Entries from a dataset of interfaces
*****
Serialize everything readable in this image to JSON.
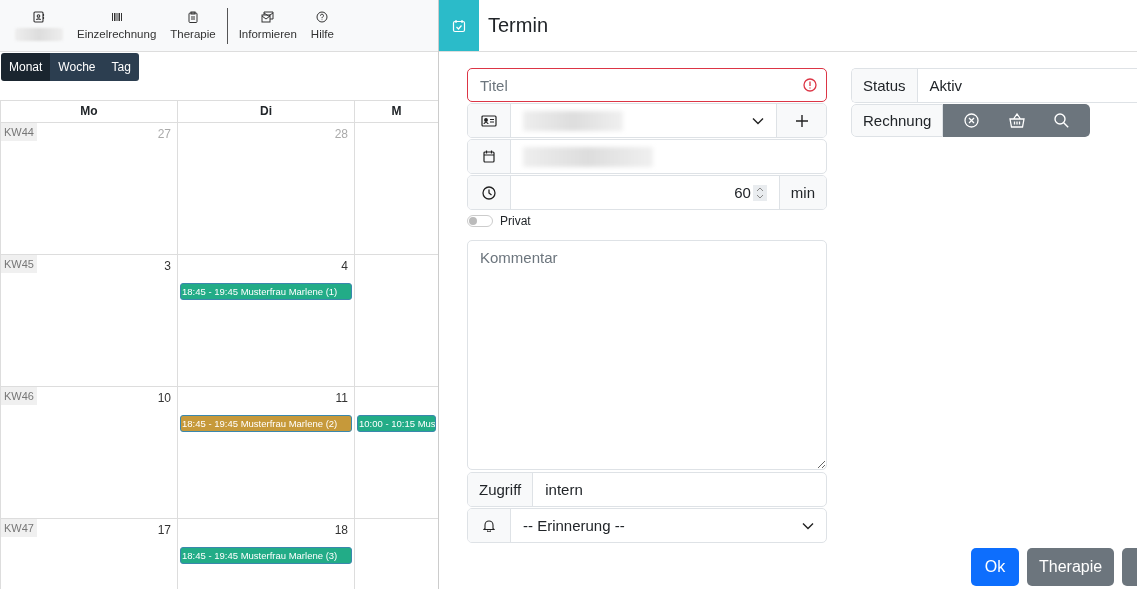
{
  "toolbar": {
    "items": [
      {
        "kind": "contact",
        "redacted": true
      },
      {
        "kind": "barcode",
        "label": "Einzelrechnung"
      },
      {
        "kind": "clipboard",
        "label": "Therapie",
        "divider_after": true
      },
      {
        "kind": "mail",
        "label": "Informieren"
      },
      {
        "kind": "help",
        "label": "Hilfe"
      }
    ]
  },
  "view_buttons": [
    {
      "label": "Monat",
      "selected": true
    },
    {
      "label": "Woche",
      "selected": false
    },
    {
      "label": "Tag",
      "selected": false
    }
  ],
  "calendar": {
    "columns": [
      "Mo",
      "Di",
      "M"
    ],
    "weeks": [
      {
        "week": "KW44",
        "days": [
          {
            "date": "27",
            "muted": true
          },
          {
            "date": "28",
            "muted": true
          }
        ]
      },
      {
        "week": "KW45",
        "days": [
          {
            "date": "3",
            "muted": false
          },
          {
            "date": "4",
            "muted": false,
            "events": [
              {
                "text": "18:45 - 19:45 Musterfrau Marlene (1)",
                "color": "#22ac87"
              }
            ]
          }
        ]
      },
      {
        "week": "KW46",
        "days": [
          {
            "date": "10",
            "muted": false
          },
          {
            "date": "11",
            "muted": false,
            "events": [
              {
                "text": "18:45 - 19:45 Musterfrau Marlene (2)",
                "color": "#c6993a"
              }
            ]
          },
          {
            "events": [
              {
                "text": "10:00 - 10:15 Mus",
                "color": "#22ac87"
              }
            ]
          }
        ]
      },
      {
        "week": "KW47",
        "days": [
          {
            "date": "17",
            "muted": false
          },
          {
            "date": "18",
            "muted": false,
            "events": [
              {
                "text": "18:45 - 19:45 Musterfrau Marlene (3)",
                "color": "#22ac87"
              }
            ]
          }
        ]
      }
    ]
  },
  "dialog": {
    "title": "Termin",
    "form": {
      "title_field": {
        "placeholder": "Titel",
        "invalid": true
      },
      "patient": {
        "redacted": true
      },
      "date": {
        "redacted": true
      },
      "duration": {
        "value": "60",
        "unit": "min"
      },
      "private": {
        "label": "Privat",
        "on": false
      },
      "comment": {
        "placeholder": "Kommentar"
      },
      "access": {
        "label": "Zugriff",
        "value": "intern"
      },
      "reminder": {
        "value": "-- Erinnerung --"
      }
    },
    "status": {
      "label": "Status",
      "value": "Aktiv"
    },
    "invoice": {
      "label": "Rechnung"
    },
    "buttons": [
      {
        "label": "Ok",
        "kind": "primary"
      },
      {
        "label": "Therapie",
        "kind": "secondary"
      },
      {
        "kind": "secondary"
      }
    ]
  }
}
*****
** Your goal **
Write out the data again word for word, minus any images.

** Answer below **
Serialize everything readable in this image to JSON.
{
  "toolbar": {
    "items": [
      {
        "kind": "contact",
        "redacted": true
      },
      {
        "kind": "barcode",
        "label": "Einzelrechnung"
      },
      {
        "kind": "clipboard",
        "label": "Therapie",
        "divider_after": true
      },
      {
        "kind": "mail",
        "label": "Informieren"
      },
      {
        "kind": "help",
        "label": "Hilfe"
      }
    ]
  },
  "view_buttons": [
    {
      "label": "Monat",
      "selected": true
    },
    {
      "label": "Woche",
      "selected": false
    },
    {
      "label": "Tag",
      "selected": false
    }
  ],
  "calendar": {
    "columns": [
      "Mo",
      "Di",
      "M"
    ],
    "weeks": [
      {
        "week": "KW44",
        "days": [
          {
            "date": "27",
            "muted": true
          },
          {
            "date": "28",
            "muted": true
          }
        ]
      },
      {
        "week": "KW45",
        "days": [
          {
            "date": "3",
            "muted": false
          },
          {
            "date": "4",
            "muted": false,
            "events": [
              {
                "text": "18:45 - 19:45 Musterfrau Marlene (1)",
                "color": "#22ac87"
              }
            ]
          }
        ]
      },
      {
        "week": "KW46",
        "days": [
          {
            "date": "10",
            "muted": false
          },
          {
            "date": "11",
            "muted": false,
            "events": [
              {
                "text": "18:45 - 19:45 Musterfrau Marlene (2)",
                "color": "#c6993a"
              }
            ]
          },
          {
            "events": [
              {
                "text": "10:00 - 10:15 Mus",
                "color": "#22ac87"
              }
            ]
          }
        ]
      },
      {
        "week": "KW47",
        "days": [
          {
            "date": "17",
            "muted": false
          },
          {
            "date": "18",
            "muted": false,
            "events": [
              {
                "text": "18:45 - 19:45 Musterfrau Marlene (3)",
                "color": "#22ac87"
              }
            ]
          }
        ]
      }
    ]
  },
  "dialog": {
    "title": "Termin",
    "form": {
      "title_field": {
        "placeholder": "Titel",
        "invalid": true
      },
      "patient": {
        "redacted": true
      },
      "date": {
        "redacted": true
      },
      "duration": {
        "value": "60",
        "unit": "min"
      },
      "private": {
        "label": "Privat",
        "on": false
      },
      "comment": {
        "placeholder": "Kommentar"
      },
      "access": {
        "label": "Zugriff",
        "value": "intern"
      },
      "reminder": {
        "value": "-- Erinnerung --"
      }
    },
    "status": {
      "label": "Status",
      "value": "Aktiv"
    },
    "invoice": {
      "label": "Rechnung"
    },
    "buttons": [
      {
        "label": "Ok",
        "kind": "primary"
      },
      {
        "label": "Therapie",
        "kind": "secondary"
      },
      {
        "kind": "secondary"
      }
    ]
  }
}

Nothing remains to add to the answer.